Originally Posted by estarzinger
I primarily heard this from johnathan selby - the guy who wrote weatherfax2000 and skyeye. As I said, I have no idea of its validity, but Johnathan is a damn bright and practical guy.
I can tell you why this is. John correctly points out that the satellites shut down beams near the poles, because you have total saturation with a smaller number of beams, and too many causes handover chaos or interference
OTOH, at the equator the satellites are at their maximum spread. In theory - in ideal conditions and if the satellites are all correctly placed - you should have continuous coverage. In reality, inside the tropics there is a potential for occasional coverage holes to open up. Those can be caused by weather interference
, and also slight drift in the orbits of the satellites creating gaps. The usual failure is a handover failure when going from satellite
. I would guess that the best guaranteed way to make a call would be to know when you get to the leading spot beam of a satellite and try to complete the entire call in the 10 minutes or so the satellite is overhead (handing you off from spot beam to spot beam). That's what the prediction software
will give you. As an aside, my friends using the Go for GRIBs in this years Transpac had little/no trouble with connection drops.
That said, most of the connection software
does a great job at picking up where it left off. XGate is a great example. I think that's what PredictWind uses. Their latest app is wonderfully simple to use and set up and IMO is a perfect solution for a non-technical sailor wanting GRIBs.

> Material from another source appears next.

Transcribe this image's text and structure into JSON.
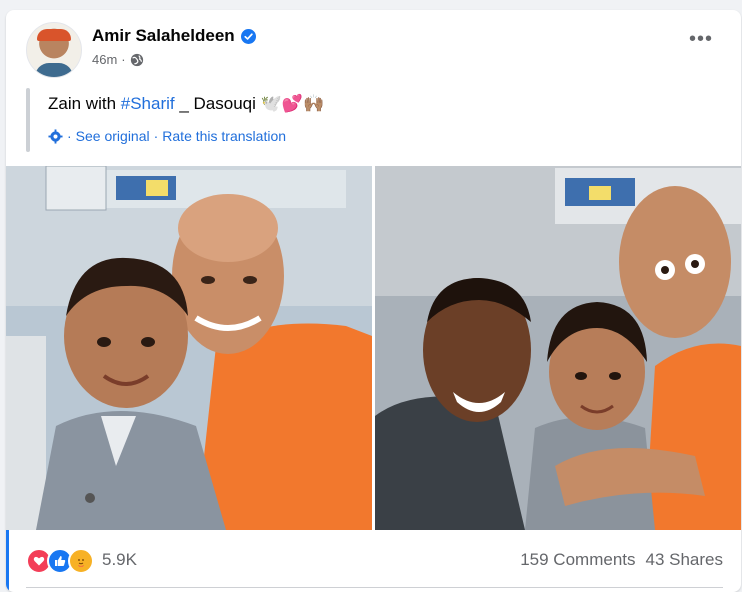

Evans, I think your point about the cable and connectors is also spot on. Back to the OP, he'd get much more gain ensuring good quality and corrosion
free connectors and cable to an omni external antenna
than I think he would ever gain from a beam antenna